So I phoned the Marlborough and told them I was now running the estate. We were all very relieved and decided to have a show. It was actually that simple. Maybe there were lots of machinations behind the scenes but I didn't see any. I was wearing the most incredible pink trousers the day I sat down with the directors. They came up with a date, we discussed the rough content and that was that. At least initially. I hadn't considered THE FRAMES. My dad used to be obsessed with frames. As a kid we'd go to exhibitions all the time whether my brother and I liked it or not (not, usually) and dad would talk about the frames even more than the picture itself, the pictures within seeming relatively incidental. And I thought this was normal. Mind you, to take great or interesting art as a given, as part of the normal fabric of life was a gift. And growing up paying attention to how works are presented is really great training on many levels, although I'm not exactly sure what for. Other than framing. But the aesthetics, colour, tone, hue, lighting of and indeed cost of the frames all come into play. Flat works can become sculptural depending on the frame. Frames are everything.
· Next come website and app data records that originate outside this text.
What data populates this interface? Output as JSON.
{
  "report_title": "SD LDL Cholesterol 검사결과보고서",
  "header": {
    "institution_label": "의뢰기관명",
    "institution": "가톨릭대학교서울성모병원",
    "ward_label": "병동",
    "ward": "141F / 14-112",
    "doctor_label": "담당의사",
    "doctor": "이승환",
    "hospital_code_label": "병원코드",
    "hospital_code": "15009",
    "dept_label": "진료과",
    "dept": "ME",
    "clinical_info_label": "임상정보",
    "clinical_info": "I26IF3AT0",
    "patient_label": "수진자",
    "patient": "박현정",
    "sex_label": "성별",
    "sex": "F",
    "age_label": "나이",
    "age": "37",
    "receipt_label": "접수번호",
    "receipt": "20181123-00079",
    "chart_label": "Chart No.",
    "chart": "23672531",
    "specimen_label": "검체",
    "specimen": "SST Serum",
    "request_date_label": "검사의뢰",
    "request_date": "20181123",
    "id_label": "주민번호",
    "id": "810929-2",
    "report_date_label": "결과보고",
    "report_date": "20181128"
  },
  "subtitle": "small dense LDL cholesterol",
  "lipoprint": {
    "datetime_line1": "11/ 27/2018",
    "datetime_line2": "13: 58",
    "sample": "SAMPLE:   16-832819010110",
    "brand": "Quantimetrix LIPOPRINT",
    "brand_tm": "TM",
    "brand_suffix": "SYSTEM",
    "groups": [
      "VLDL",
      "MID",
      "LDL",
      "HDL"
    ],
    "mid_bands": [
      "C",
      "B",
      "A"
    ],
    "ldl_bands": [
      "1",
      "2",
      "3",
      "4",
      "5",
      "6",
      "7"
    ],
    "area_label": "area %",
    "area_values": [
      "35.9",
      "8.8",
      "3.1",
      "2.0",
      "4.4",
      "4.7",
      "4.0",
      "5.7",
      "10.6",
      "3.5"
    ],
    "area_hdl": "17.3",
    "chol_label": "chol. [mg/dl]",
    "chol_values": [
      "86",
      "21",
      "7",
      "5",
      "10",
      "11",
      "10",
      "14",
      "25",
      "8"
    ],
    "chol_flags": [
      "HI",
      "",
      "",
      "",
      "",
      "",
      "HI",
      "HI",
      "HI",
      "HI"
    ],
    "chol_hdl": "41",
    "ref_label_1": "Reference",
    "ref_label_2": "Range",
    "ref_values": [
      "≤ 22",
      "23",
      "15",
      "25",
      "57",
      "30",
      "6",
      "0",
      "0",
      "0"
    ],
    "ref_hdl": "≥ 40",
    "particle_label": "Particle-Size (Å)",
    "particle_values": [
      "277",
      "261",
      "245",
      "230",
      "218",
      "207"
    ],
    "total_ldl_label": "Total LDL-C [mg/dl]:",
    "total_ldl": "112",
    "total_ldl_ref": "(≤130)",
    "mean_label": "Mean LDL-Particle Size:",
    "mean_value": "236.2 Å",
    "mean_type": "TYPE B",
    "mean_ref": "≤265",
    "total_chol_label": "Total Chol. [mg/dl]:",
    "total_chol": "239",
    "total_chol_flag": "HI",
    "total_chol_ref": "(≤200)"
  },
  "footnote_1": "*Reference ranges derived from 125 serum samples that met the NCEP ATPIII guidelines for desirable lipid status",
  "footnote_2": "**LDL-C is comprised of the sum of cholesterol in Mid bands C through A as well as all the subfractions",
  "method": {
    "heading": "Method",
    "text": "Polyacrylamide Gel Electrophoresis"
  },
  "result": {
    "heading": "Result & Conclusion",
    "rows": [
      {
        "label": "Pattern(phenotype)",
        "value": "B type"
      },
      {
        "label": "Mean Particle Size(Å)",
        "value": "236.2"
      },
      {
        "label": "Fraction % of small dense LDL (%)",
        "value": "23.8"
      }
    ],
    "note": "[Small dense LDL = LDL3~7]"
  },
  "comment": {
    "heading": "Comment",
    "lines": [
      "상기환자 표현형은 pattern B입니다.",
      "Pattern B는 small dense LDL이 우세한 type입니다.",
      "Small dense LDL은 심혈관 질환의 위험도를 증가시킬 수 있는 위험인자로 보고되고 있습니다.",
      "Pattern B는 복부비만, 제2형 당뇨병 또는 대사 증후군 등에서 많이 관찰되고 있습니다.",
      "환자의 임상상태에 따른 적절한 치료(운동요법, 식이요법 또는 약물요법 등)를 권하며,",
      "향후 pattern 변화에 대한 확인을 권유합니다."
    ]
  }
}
I wanted to be involved in the choosing of the frames and the Marlborough very kindly agreed for me to be at the meeting with Simon Beaugie who had done dad's frames years ago when he was alive. I felt really strongly that I wanted to stand up for my dad's concerns /passions/irritating yet somehow admirable obsession with frames. Everyone who knew him would sigh and run their fingers through their hair when you mentioned the word 'frames' in the same sentence as dad. The meeting took place in a small and seemingly airless beige room in the basement of the Marlborough gallery. Lots of paintings were stacked up and others laid out, all potentially to be exhibited. Present were myself, one of the directors, Mary Miller, Will Wright, who seemed to be a spokesperson for John Erle-Drax, Simon and two of my dad's friends, Bill and Sheila. The latter two were pretty silent but were there for moral support. Boy, it was bloody stressful. We had costs vs aesthetics and fashion as the primary opposing forces. They were, not unsurprisingly, strong forces. I stood my ground and I left feeling proud but like my head had gone through a mangle.

One of the most interesting (and less painful) discussions was about the above picture. It has several holes bashed into the board, something my dad did periodically to his pictures and other things around the house in general. It was typical of him. He had a foul temper. When I was older, I would open packets of bacon by stabbing it vertically with a sharp kitchen knife and ripping it quite violently along each side, fast and with speed. That's how we opened things in the Kiff household. (Milk or orange cartons were opened with similar vigorous aggression and enthusiasm and as such never poured straight, edges always jagged) As I grew up it became pretty clear this wasn't usual or indeed necessary. I still do it though. Old habits etc.

Anyway, the thickness, width and depth and also type and quality of wood used for the frame was up for debate. Would the wood be washed with a colour or not? And if so, which wash and for which pictures? And which wood? What would the mount be like? We spent hours deciding on various combinations. Much discussion ensued. Simon had a bag full of lumps of wood with washes. Holding these up against the paintings we gradually got an idea of what worked. We kept some pictures in the show purely because they'd already been framed and you saw how cost inevitably dictated contents of a show. Yet these old ones were, by today's fashion considered too thick and clunky. And I could see this. My fight was to not include things just because of the cost. I was battling with my pride, my naivity and my aesthetic integrity. 

But now we had the back of the board to consider. The colour of the mount board was as important. How how far in front of the mount board should the painting be placed? How much shadow would there be? And how did this alter the painting itself? We were effectively adding another colour to the painting. And that's before we considered the lighting. And so we segued into discussing what the painting was actually about. All totally fascinating. Riveting in fact.